Grace Pesticcio


My research is supervised by William Flynn, Lecturer in Medieval Latin, and Julia Barrow, Professor in Medieval Studies at Leeds.

I completed a BA(hons) in English Language and Literature at the University of Leeds in 2018, in which I wrote a dissertation on the intersection of gendered bodies and power within medieval fabliaux and romance narratives. I then earned a Distinction-level MA in Medieval Studies in the Institute for Medieval Studies (IMS) at Leeds in 2019, in which I wrote a dissertation entitled: ‘Virgin, Bride, and Martyr: Gendering St Agnes of Rome in Passio Sanctae Agnetis, the Liber Peristephanon, and Two Fifteenth-Century Liturgical Sequences’. I received the Mr Robert L Thomson prize for Best Overall Performance in MA Medieval Studies and Medieval History for my MA.

Conference Papers

I delivered a paper at the 2019 Medieval and Early Modern Studies Symposium ‘Sex and Gender Politics’ at Northumbria University. The paper was entitled ‘Violence, Gender, and Performance in Passio Perpetuae et Felicitatis’.

I also delievered a paper at the 2020 Virtual International Medieval Congress based on my MA dissertation. The paper was entitled: ‘Gendering St Agnes of Rome in a Fifteenth-Century Sequence’.

Research interests

My current research looks at intersections of liturgy and community identity in the sequentiaries of Neuwerkskloster, an Augustinian convent in Erfurt, from 1300-1450. These sequentiaries are found in three surviving graduals from this convent.

I am interested in how women expressed their religious devotion, as communities, through liturgical sequences with a focus on gendered expression. I am particularly interested in how the sequences of Neuwerkskloster interpret the lives of local and patrom saints, how the sequentiaries conform or deviate with wider regional repertories (especially with male Augustinian houses), and how local saints are portrayed in comparison to widely venerated saints.
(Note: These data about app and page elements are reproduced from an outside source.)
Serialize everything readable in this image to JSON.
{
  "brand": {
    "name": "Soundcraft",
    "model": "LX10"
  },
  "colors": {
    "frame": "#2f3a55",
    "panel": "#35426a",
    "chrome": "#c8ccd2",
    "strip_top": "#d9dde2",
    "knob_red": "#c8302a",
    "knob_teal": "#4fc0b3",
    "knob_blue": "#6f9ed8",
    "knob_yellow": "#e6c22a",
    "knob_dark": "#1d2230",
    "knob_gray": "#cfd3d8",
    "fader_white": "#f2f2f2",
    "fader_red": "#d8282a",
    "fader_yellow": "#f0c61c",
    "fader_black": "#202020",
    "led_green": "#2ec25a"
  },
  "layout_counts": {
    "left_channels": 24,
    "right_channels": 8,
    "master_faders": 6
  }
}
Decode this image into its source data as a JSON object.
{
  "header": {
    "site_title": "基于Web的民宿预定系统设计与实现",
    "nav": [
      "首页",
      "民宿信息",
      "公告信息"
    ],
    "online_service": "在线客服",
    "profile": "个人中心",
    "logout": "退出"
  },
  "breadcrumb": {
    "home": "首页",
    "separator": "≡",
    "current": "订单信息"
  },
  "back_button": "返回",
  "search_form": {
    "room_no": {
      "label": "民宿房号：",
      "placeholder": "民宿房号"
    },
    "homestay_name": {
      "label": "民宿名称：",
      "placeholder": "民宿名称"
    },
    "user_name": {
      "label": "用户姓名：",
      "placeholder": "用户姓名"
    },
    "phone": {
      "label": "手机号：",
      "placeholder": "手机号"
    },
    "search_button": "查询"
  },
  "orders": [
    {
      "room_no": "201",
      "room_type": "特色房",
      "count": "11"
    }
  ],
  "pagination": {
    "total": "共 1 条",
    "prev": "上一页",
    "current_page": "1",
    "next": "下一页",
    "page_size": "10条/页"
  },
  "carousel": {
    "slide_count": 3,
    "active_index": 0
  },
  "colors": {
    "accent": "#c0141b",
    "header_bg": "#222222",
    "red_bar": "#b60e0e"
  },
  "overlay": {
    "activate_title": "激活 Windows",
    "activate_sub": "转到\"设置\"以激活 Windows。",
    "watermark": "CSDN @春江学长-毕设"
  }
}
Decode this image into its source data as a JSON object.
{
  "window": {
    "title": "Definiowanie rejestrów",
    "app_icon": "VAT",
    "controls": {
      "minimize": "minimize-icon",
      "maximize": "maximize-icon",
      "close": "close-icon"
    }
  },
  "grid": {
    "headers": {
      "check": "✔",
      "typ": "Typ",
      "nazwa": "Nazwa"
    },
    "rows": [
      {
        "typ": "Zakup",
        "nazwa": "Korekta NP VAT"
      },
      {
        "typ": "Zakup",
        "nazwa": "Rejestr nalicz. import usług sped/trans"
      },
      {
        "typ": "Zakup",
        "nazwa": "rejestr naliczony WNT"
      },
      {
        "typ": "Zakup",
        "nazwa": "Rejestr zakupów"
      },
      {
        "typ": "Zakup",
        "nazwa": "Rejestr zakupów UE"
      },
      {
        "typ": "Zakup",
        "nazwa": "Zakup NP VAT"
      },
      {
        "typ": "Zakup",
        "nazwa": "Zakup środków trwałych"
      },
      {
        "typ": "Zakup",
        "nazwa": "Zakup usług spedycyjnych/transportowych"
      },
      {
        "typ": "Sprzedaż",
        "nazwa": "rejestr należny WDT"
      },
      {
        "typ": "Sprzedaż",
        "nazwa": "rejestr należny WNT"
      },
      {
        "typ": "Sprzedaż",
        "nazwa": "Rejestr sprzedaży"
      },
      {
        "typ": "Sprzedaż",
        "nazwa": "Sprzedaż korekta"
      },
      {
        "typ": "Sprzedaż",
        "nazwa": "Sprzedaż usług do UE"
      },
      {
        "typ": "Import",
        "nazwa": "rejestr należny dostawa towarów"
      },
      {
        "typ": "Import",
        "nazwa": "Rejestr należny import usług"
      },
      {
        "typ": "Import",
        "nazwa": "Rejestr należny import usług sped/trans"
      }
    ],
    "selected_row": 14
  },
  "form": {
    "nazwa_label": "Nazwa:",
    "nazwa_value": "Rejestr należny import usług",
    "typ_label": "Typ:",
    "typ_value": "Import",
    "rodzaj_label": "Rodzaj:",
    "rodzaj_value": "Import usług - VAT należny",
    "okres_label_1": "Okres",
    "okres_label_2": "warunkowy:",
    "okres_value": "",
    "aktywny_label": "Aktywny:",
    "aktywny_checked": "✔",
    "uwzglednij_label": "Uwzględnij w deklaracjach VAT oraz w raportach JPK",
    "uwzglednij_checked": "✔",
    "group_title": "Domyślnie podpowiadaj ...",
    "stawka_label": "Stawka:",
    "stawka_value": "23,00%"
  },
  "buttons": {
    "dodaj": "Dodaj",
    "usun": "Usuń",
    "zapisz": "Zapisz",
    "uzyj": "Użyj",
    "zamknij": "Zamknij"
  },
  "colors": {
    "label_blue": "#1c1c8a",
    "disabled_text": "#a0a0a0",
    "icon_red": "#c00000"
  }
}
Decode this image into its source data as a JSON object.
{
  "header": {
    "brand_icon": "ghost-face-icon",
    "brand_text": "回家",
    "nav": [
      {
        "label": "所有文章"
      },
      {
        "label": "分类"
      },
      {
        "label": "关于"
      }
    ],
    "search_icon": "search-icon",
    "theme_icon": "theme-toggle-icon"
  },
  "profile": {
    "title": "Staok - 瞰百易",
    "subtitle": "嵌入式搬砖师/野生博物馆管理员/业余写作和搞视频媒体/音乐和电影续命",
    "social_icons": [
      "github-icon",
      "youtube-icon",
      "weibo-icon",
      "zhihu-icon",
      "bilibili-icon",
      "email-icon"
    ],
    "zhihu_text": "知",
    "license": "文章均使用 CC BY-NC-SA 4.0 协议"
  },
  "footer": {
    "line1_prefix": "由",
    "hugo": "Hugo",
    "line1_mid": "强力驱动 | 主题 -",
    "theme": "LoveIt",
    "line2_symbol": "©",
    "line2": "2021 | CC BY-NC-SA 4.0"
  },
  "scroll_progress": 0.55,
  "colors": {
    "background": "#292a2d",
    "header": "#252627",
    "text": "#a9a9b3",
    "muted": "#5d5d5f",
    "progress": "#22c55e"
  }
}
My research is interdisciplinary, combining manuscript study, poetic analyses of sequences, critical gender theory, and historical overview to produce a comprehensive case study on these sequentiaries.


  • MA Medieval Studies
  • BA(hons) English Language and Literature